# Task instructions
Write the entries below out again without a single difference.

# The data
· · · · ·
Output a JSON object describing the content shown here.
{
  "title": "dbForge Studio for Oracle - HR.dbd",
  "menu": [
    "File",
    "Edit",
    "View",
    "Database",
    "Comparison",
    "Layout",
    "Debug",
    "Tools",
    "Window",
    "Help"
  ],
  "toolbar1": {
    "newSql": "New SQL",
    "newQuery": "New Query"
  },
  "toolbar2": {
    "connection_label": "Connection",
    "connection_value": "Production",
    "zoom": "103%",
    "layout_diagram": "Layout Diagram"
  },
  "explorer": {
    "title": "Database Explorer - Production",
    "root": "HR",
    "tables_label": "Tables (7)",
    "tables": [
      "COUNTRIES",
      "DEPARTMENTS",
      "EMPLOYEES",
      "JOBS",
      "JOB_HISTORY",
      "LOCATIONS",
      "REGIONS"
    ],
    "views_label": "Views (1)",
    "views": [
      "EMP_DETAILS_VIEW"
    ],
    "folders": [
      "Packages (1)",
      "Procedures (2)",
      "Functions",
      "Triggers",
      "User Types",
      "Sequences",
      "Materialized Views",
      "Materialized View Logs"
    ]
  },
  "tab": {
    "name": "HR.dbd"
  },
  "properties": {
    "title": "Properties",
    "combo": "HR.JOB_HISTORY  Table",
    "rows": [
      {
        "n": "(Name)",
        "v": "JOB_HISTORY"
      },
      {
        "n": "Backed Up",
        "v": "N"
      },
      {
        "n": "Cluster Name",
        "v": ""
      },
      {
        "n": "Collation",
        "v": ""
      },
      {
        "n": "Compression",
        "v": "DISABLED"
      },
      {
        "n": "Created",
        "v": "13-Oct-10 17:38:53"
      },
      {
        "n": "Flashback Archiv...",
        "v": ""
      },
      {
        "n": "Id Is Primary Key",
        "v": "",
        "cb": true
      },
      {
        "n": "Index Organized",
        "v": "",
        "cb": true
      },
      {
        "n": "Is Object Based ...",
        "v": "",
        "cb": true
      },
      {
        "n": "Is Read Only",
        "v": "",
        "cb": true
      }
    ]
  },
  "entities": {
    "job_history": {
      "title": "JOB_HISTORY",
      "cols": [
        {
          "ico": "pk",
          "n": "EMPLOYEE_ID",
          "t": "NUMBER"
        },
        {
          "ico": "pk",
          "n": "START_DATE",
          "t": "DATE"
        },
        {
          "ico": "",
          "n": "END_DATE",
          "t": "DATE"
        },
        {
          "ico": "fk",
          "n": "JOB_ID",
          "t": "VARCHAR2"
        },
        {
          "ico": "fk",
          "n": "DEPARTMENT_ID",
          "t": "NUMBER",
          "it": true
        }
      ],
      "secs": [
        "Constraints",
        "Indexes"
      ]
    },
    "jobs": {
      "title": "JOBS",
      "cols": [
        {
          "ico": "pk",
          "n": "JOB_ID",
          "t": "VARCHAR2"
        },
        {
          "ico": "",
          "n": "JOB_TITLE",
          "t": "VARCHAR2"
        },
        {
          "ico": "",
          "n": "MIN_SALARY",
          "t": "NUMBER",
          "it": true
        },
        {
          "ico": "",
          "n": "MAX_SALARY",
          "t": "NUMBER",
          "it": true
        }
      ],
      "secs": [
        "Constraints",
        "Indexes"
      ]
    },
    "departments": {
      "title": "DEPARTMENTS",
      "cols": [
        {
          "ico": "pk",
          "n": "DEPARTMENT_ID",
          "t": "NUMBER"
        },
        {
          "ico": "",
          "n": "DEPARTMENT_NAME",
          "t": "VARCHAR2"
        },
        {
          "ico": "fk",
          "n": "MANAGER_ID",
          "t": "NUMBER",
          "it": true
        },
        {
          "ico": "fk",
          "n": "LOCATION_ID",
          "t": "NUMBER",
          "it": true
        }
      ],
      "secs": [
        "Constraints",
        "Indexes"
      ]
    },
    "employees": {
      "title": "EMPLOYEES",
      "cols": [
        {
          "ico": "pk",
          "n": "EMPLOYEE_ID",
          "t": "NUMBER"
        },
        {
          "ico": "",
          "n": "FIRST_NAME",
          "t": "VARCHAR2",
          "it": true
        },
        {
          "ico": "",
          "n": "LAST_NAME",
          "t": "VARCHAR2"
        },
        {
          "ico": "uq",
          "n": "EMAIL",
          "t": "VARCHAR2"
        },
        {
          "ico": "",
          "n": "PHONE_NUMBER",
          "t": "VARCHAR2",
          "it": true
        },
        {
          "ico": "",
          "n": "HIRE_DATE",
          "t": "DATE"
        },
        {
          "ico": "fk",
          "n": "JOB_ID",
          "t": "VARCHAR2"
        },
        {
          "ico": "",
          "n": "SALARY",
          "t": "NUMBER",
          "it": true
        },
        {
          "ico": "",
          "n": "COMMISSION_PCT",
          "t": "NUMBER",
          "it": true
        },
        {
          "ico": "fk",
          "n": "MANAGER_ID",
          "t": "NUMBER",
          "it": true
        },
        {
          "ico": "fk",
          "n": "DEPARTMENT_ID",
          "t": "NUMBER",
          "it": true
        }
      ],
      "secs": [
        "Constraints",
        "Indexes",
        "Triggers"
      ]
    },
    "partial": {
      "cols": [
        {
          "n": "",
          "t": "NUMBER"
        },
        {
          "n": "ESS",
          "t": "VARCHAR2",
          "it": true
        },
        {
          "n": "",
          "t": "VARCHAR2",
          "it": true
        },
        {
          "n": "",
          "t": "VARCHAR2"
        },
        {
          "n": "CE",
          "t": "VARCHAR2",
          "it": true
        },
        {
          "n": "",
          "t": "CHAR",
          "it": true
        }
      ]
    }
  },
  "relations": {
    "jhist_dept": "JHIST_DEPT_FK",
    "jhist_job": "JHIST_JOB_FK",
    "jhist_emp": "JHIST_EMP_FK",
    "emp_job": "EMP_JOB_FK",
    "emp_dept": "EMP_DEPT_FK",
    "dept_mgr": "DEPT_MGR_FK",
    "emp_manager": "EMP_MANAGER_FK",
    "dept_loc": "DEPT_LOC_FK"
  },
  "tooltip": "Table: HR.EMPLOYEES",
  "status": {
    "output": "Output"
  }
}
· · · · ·
# Solution to the problem
Output a JSON object describing the content shown here.
{
  "title": "dbForge Studio for Oracle - HR.dbd",
  "menu": [
    "File",
    "Edit",
    "View",
    "Database",
    "Comparison",
    "Layout",
    "Debug",
    "Tools",
    "Window",
    "Help"
  ],
  "toolbar1": {
    "newSql": "New SQL",
    "newQuery": "New Query"
  },
  "toolbar2": {
    "connection_label": "Connection",
    "connection_value": "Production",
    "zoom": "103%",
    "layout_diagram": "Layout Diagram"
  },
  "explorer": {
    "title": "Database Explorer - Production",
    "root": "HR",
    "tables_label": "Tables (7)",
    "tables": [
      "COUNTRIES",
      "DEPARTMENTS",
      "EMPLOYEES",
      "JOBS",
      "JOB_HISTORY",
      "LOCATIONS",
      "REGIONS"
    ],
    "views_label": "Views (1)",
    "views": [
      "EMP_DETAILS_VIEW"
    ],
    "folders": [
      "Packages (1)",
      "Procedures (2)",
      "Functions",
      "Triggers",
      "User Types",
      "Sequences",
      "Materialized Views",
      "Materialized View Logs"
    ]
  },
  "tab": {
    "name": "HR.dbd"
  },
  "properties": {
    "title": "Properties",
    "combo": "HR.JOB_HISTORY  Table",
    "rows": [
      {
        "n": "(Name)",
        "v": "JOB_HISTORY"
      },
      {
        "n": "Backed Up",
        "v": "N"
      },
      {
        "n": "Cluster Name",
        "v": ""
      },
      {
        "n": "Collation",
        "v": ""
      },
      {
        "n": "Compression",
        "v": "DISABLED"
      },
      {
        "n": "Created",
        "v": "13-Oct-10 17:38:53"
      },
      {
        "n": "Flashback Archiv...",
        "v": ""
      },
      {
        "n": "Id Is Primary Key",
        "v": "",
        "cb": true
      },
      {
        "n": "Index Organized",
        "v": "",
        "cb": true
      },
      {
        "n": "Is Object Based ...",
        "v": "",
        "cb": true
      },
      {
        "n": "Is Read Only",
        "v": "",
        "cb": true
      }
    ]
  },
  "entities": {
    "job_history": {
      "title": "JOB_HISTORY",
      "cols": [
        {
          "ico": "pk",
          "n": "EMPLOYEE_ID",
          "t": "NUMBER"
        },
        {
          "ico": "pk",
          "n": "START_DATE",
          "t": "DATE"
        },
        {
          "ico": "",
          "n": "END_DATE",
          "t": "DATE"
        },
        {
          "ico": "fk",
          "n": "JOB_ID",
          "t": "VARCHAR2"
        },
        {
          "ico": "fk",
          "n": "DEPARTMENT_ID",
          "t": "NUMBER",
          "it": true
        }
      ],
      "secs": [
        "Constraints",
        "Indexes"
      ]
    },
    "jobs": {
      "title": "JOBS",
      "cols": [
        {
          "ico": "pk",
          "n": "JOB_ID",
          "t": "VARCHAR2"
        },
        {
          "ico": "",
          "n": "JOB_TITLE",
          "t": "VARCHAR2"
        },
        {
          "ico": "",
          "n": "MIN_SALARY",
          "t": "NUMBER",
          "it": true
        },
        {
          "ico": "",
          "n": "MAX_SALARY",
          "t": "NUMBER",
          "it": true
        }
      ],
      "secs": [
        "Constraints",
        "Indexes"
      ]
    },
    "departments": {
      "title": "DEPARTMENTS",
      "cols": [
        {
          "ico": "pk",
          "n": "DEPARTMENT_ID",
          "t": "NUMBER"
        },
        {
          "ico": "",
          "n": "DEPARTMENT_NAME",
          "t": "VARCHAR2"
        },
        {
          "ico": "fk",
          "n": "MANAGER_ID",
          "t": "NUMBER",
          "it": true
        },
        {
          "ico": "fk",
          "n": "LOCATION_ID",
          "t": "NUMBER",
          "it": true
        }
      ],
      "secs": [
        "Constraints",
        "Indexes"
      ]
    },
    "employees": {
      "title": "EMPLOYEES",
      "cols": [
        {
          "ico": "pk",
          "n": "EMPLOYEE_ID",
          "t": "NUMBER"
        },
        {
          "ico": "",
          "n": "FIRST_NAME",
          "t": "VARCHAR2",
          "it": true
        },
        {
          "ico": "",
          "n": "LAST_NAME",
          "t": "VARCHAR2"
        },
        {
          "ico": "uq",
          "n": "EMAIL",
          "t": "VARCHAR2"
        },
        {
          "ico": "",
          "n": "PHONE_NUMBER",
          "t": "VARCHAR2",
          "it": true
        },
        {
          "ico": "",
          "n": "HIRE_DATE",
          "t": "DATE"
        },
        {
          "ico": "fk",
          "n": "JOB_ID",
          "t": "VARCHAR2"
        },
        {
          "ico": "",
          "n": "SALARY",
          "t": "NUMBER",
          "it": true
        },
        {
          "ico": "",
          "n": "COMMISSION_PCT",
          "t": "NUMBER",
          "it": true
        },
        {
          "ico": "fk",
          "n": "MANAGER_ID",
          "t": "NUMBER",
          "it": true
        },
        {
          "ico": "fk",
          "n": "DEPARTMENT_ID",
          "t": "NUMBER",
          "it": true
        }
      ],
      "secs": [
        "Constraints",
        "Indexes",
        "Triggers"
      ]
    },
    "partial": {
      "cols": [
        {
          "n": "",
          "t": "NUMBER"
        },
        {
          "n": "ESS",
          "t": "VARCHAR2",
          "it": true
        },
        {
          "n": "",
          "t": "VARCHAR2",
          "it": true
        },
        {
          "n": "",
          "t": "VARCHAR2"
        },
        {
          "n": "CE",
          "t": "VARCHAR2",
          "it": true
        },
        {
          "n": "",
          "t": "CHAR",
          "it": true
        }
      ]
    }
  },
  "relations": {
    "jhist_dept": "JHIST_DEPT_FK",
    "jhist_job": "JHIST_JOB_FK",
    "jhist_emp": "JHIST_EMP_FK",
    "emp_job": "EMP_JOB_FK",
    "emp_dept": "EMP_DEPT_FK",
    "dept_mgr": "DEPT_MGR_FK",
    "emp_manager": "EMP_MANAGER_FK",
    "dept_loc": "DEPT_LOC_FK"
  },
  "tooltip": "Table: HR.EMPLOYEES",
  "status": {
    "output": "Output"
  }
}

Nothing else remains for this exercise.